The one where Mr. Darcy turns detective: non JAFF detective fiction influencing Lover’s Knot (or Regency Sleuths whom I have loved…)
Thank you to Maria Grazia for having me back at My Jane Austen Book Club. It is a pleasure and an honour to visit with my new book, “Lover’s Knot”.
“Detective” is not an epithet that fits particularly well on the shoulders of Mr. Fitzwilliam Darcy. At least, not at first sight. The Regency is not the right period for a start, being well before the heyday of crime fiction and prior to the literary evolution of the “gentleman detective”. The formation of the police as we know and understand them had only just begun. What is more, fighting crime just isn’t what everyone’s favourite hero is about. Mr. Darcy’s world view was likely narrower than that of your average sleuth. He is, after all, a gentleman of the landed classes, a reluctant character of the ton, a man of means and a man of his age. His focus is family, home, close friends, dependants. He doesn’t look too hard at the wider world and nobody asks that he does.
Tuesday, 27 March 2018
Several months ago, when author Shannon Winslow was still in the research phase of her just-released novel, she sat down with one of the principle subjects of her story. As it turned out, the lady was less that fully cooperative.
Winslow: Thank you for meeting with me, Lady Catherine. As you know, I am writing a novel entitled The Ladies of Rosings Park, and so naturally I wanted to speak to you, among others – to get your opinions and some background information. You understand.

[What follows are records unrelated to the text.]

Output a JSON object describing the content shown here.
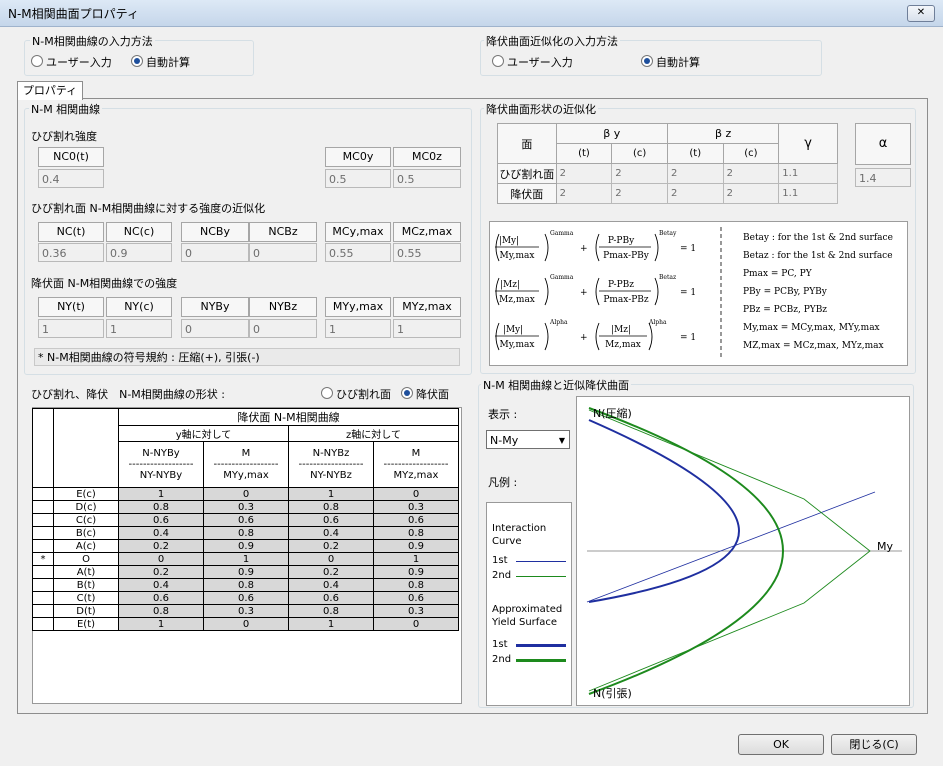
{
  "window": {
    "title": "N-M相関曲面プロパティ",
    "close": "✕"
  },
  "input_method": {
    "label": "N-M相関曲線の入力方法",
    "opt_user": "ユーザー入力",
    "opt_auto": "自動計算",
    "selected": "auto"
  },
  "yield_method": {
    "label": "降伏曲面近似化の入力方法",
    "opt_user": "ユーザー入力",
    "opt_auto": "自動計算",
    "selected": "auto"
  },
  "tab": {
    "label": "プロパティ"
  },
  "nm_curve": {
    "title": "N-M 相関曲線",
    "crack": {
      "label": "ひび割れ強度",
      "headers": [
        "NC0(t)",
        "MC0y",
        "MC0z"
      ],
      "values": [
        "0.4",
        "0.5",
        "0.5"
      ]
    },
    "crack_approx": {
      "label": "ひび割れ面 N-M相関曲線に対する強度の近似化",
      "headers": [
        "NC(t)",
        "NC(c)",
        "NCBy",
        "NCBz",
        "MCy,max",
        "MCz,max"
      ],
      "values": [
        "0.36",
        "0.9",
        "0",
        "0",
        "0.55",
        "0.55"
      ]
    },
    "yield": {
      "label": "降伏面 N-M相関曲線での強度",
      "headers": [
        "NY(t)",
        "NY(c)",
        "NYBy",
        "NYBz",
        "MYy,max",
        "MYz,max"
      ],
      "values": [
        "1",
        "1",
        "0",
        "0",
        "1",
        "1"
      ]
    },
    "sign_note": "* N-M相関曲線の符号規約 : 圧縮(+), 引張(-)",
    "shape_label": "ひび割れ、降伏　N-M相関曲線の形状 :",
    "shape_opt_crack": "ひび割れ面",
    "shape_opt_yield": "降伏面",
    "shape_selected": "yield",
    "table": {
      "title": "降伏面 N-M相関曲線",
      "y_axis": "y軸に対して",
      "z_axis": "z軸に対して",
      "col_n_top": "N-NYBy",
      "col_n_bot": "NY-NYBy",
      "col_m_top": "M",
      "col_m_bot": "MYy,max",
      "col_nz_top": "N-NYBz",
      "col_nz_bot": "NY-NYBz",
      "col_mz_top": "M",
      "col_mz_bot": "MYz,max",
      "divider": "------------------",
      "rows": [
        {
          "label": "E(c)",
          "v": [
            "1",
            "0",
            "1",
            "0"
          ]
        },
        {
          "label": "D(c)",
          "v": [
            "0.8",
            "0.3",
            "0.8",
            "0.3"
          ]
        },
        {
          "label": "C(c)",
          "v": [
            "0.6",
            "0.6",
            "0.6",
            "0.6"
          ]
        },
        {
          "label": "B(c)",
          "v": [
            "0.4",
            "0.8",
            "0.4",
            "0.8"
          ]
        },
        {
          "label": "A(c)",
          "v": [
            "0.2",
            "0.9",
            "0.2",
            "0.9"
          ]
        },
        {
          "label": "O",
          "v": [
            "0",
            "1",
            "0",
            "1"
          ]
        },
        {
          "label": "A(t)",
          "v": [
            "0.2",
            "0.9",
            "0.2",
            "0.9"
          ]
        },
        {
          "label": "B(t)",
          "v": [
            "0.4",
            "0.8",
            "0.4",
            "0.8"
          ]
        },
        {
          "label": "C(t)",
          "v": [
            "0.6",
            "0.6",
            "0.6",
            "0.6"
          ]
        },
        {
          "label": "D(t)",
          "v": [
            "0.8",
            "0.3",
            "0.8",
            "0.3"
          ]
        },
        {
          "label": "E(t)",
          "v": [
            "1",
            "0",
            "1",
            "0"
          ]
        }
      ]
    }
  },
  "yield_shape": {
    "title": "降伏曲面形状の近似化",
    "col_face": "面",
    "col_by": "β y",
    "col_bz": "β z",
    "col_gamma": "γ",
    "col_alpha": "α",
    "sub_t": "(t)",
    "sub_c": "(c)",
    "row_crack": "ひび割れ面",
    "row_yield": "降伏面",
    "crack_vals": [
      "2",
      "2",
      "2",
      "2",
      "1.1"
    ],
    "yield_vals": [
      "2",
      "2",
      "2",
      "2",
      "1.1"
    ],
    "alpha": "1.4"
  },
  "formula": {
    "f1_num_a": "|My|",
    "f1_den_a": "My,max",
    "f1_exp_a": "Gamma",
    "f1_num_b": "P-PBy",
    "f1_den_b": "Pmax-PBy",
    "f1_exp_b": "Betay",
    "f2_num_a": "|Mz|",
    "f2_den_a": "Mz,max",
    "f2_exp_a": "Gamma",
    "f2_num_b": "P-PBz",
    "f2_den_b": "Pmax-PBz",
    "f2_exp_b": "Betaz",
    "f3_num_a": "|My|",
    "f3_den_a": "My,max",
    "f3_exp_a": "Alpha",
    "f3_num_b": "|Mz|",
    "f3_den_b": "Mz,max",
    "f3_exp_b": "Alpha",
    "plus": "+",
    "eq": "= 1",
    "notes": [
      "Betay : for the 1st & 2nd surface",
      "Betaz : for the 1st & 2nd surface",
      "Pmax = PC, PY",
      "PBy = PCBy, PYBy",
      "PBz = PCBz, PYBz",
      "My,max = MCy,max, MYy,max",
      "MZ,max = MCz,max, MYz,max"
    ]
  },
  "graph": {
    "title": "N-M 相関曲線と近似降伏曲面",
    "display_label": "表示 :",
    "display_value": "N-My",
    "legend_label": "凡例 :",
    "interaction_label": "Interaction Curve",
    "approx_label": "Approximated Yield Surface",
    "first": "1st",
    "second": "2nd",
    "top_label": "N(圧縮)",
    "bottom_label": "N(引張)",
    "right_label": "My",
    "colors": {
      "first": "#1f2fa0",
      "second": "#1d8a1d"
    }
  },
  "buttons": {
    "ok": "OK",
    "close": "閉じる(C)"
  }
}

LC: You are wise to come to me first, for I can save you a great deal of time. You shall find there is no need to speak to anybody else afterwards, because I can tell you what you need to know. I am very well informed.
Winslow: I don’t doubt that for a minute.
LC: Now, to begin with, I will set you straight about your title. What do you mean by ‘the ladies’ of Rosings Park, as if there were more than one? I am the mistress here. Certainly your title should more correctly be The Lady of Rosings Park or perhaps Portrait of an Illustrious Lady. That has a nice ring to it.
Wednesday, 21 March 2018
What a great place to begin the blog tour for my latest book! Thank you, Maria Grazia, for hosting me. I enjoy visiting your book club and discovering what you’re reading.
Most of my previous books have been written in Elizabeth Bennet’s voice, but I’ve ventured into new territory in The Child. It’s written strictly from Darcy’s viewpoint. Today, I thought we might start where he does, on the steps of St. George’s Church in London.